Home energy use in the UK is currently responsible for producing more than 27% of all carbon emissions.
Whereas progress to reduce this is being made by improving the energy performance of new build properties, we must face the huge challenge of addressing existing, older inefficient properties, many of which will still be standing and occupied by 2050.
Such inefficient homes account for more than 90% of the existing housing stock, which highlights the importance of adapting them to suit 21st century living. Improving the thermal efficiency of existing properties will not only help meet the challenges of climate change, it will help householders tackle rising fuel costs, encourage well being and a provide a healthier living environment.
As part of Huntingdonshire District Council’s commitment to reduce carbon emissions and tackle climate change, we have purchased two properties, which will be ‘sustainably’ refurbished and opened up to the public as demonstration homes.
In Huntingdonshire approximately 67,000 homes are privately owned. There is huge potential to improve the energy and water efficiency of the properties, which will help to reduce the district’s carbon footprint and bring existing homes up to a higher level of environmental performance.
The UK Government is committed to reducing carbon emissions by 80% by the year 2050.

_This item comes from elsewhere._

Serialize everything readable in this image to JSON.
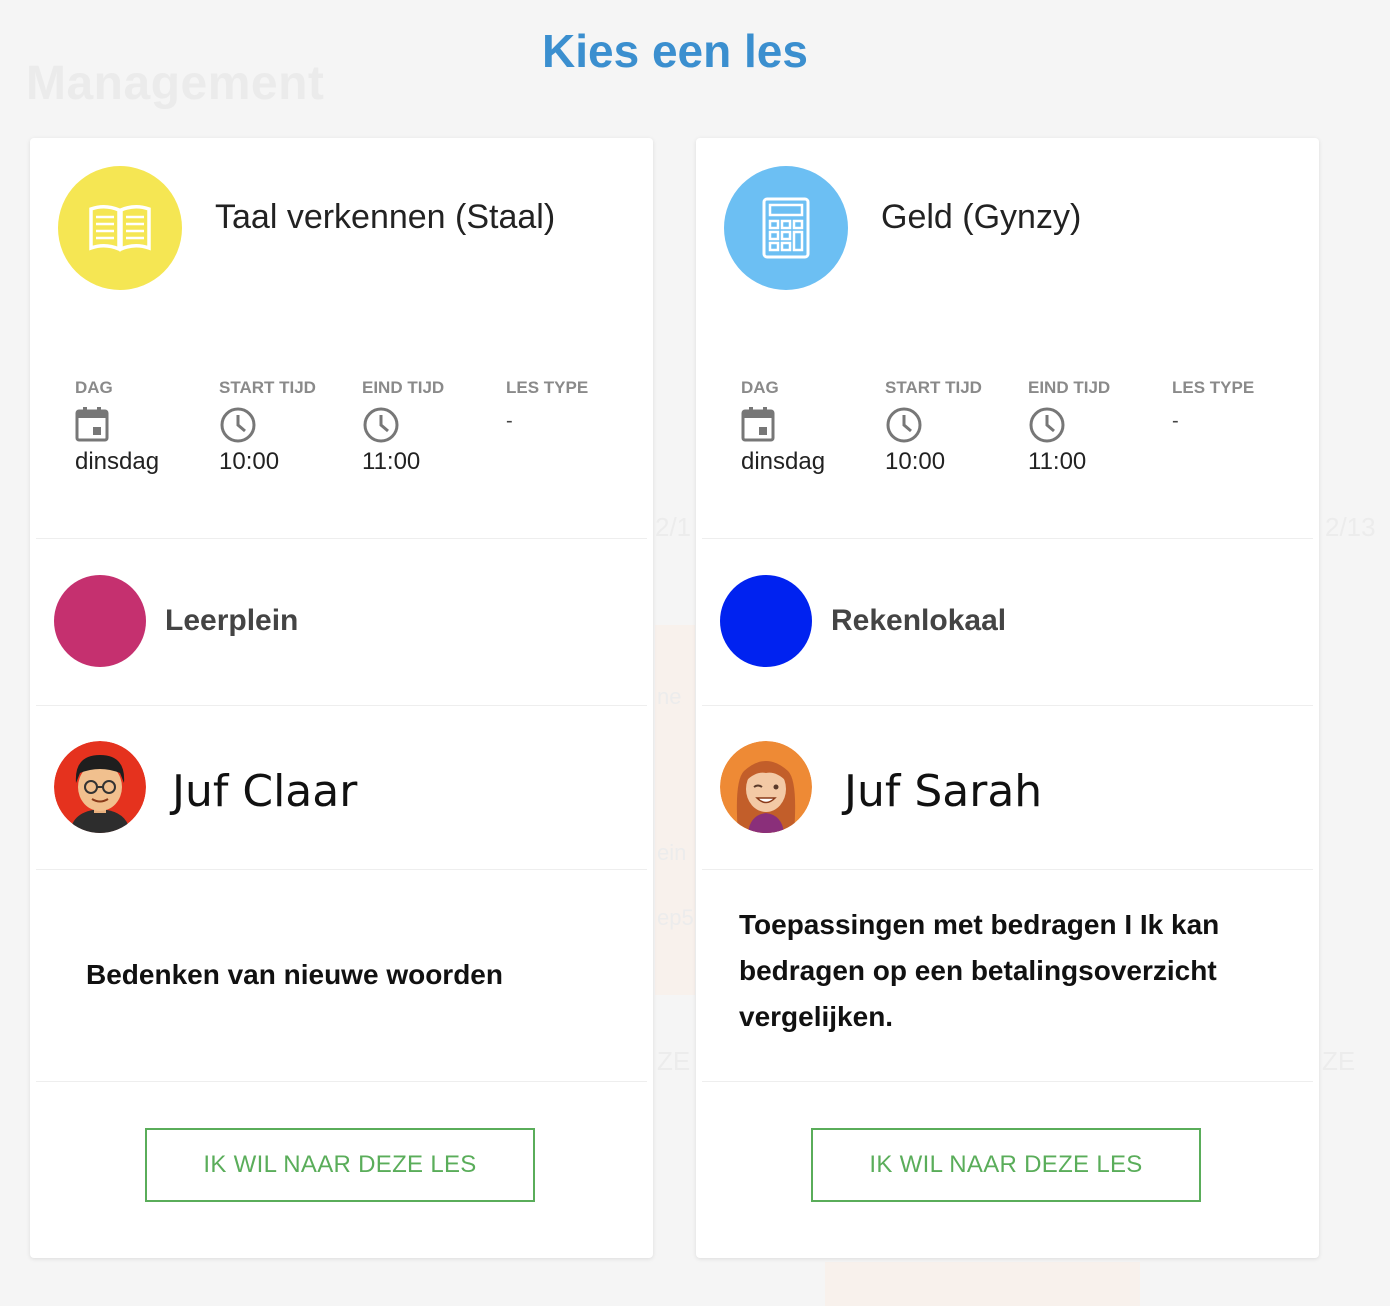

If we are to reduce our carbon emissions and help slow down the effects of climate change we need a step change in our thinking – the way we live, travel and refurbish our properties plays a major part in that. It’s important for the Green House Project to demonstrate and influence sustainable refurbishment and to encourage a ‘low carbon lifestyle’.
The district council is working with the Building Research Establishment (BRE), whose expertise and guidance is integral to the project. The BRE will be providing the specifications for the improvements, which will be based around the results of extensive thermal and acoustic testing which has already been undertaken in both of the houses.
The Green House Project will take a ‘whole house’ approach to refurbishment, starting with the building fabric and insulation, windows, heating systems, ventilation, water efficiency measures and the installation of renewable energy technology including solar thermal for hot water and solar photovoltaics (PV) for energy.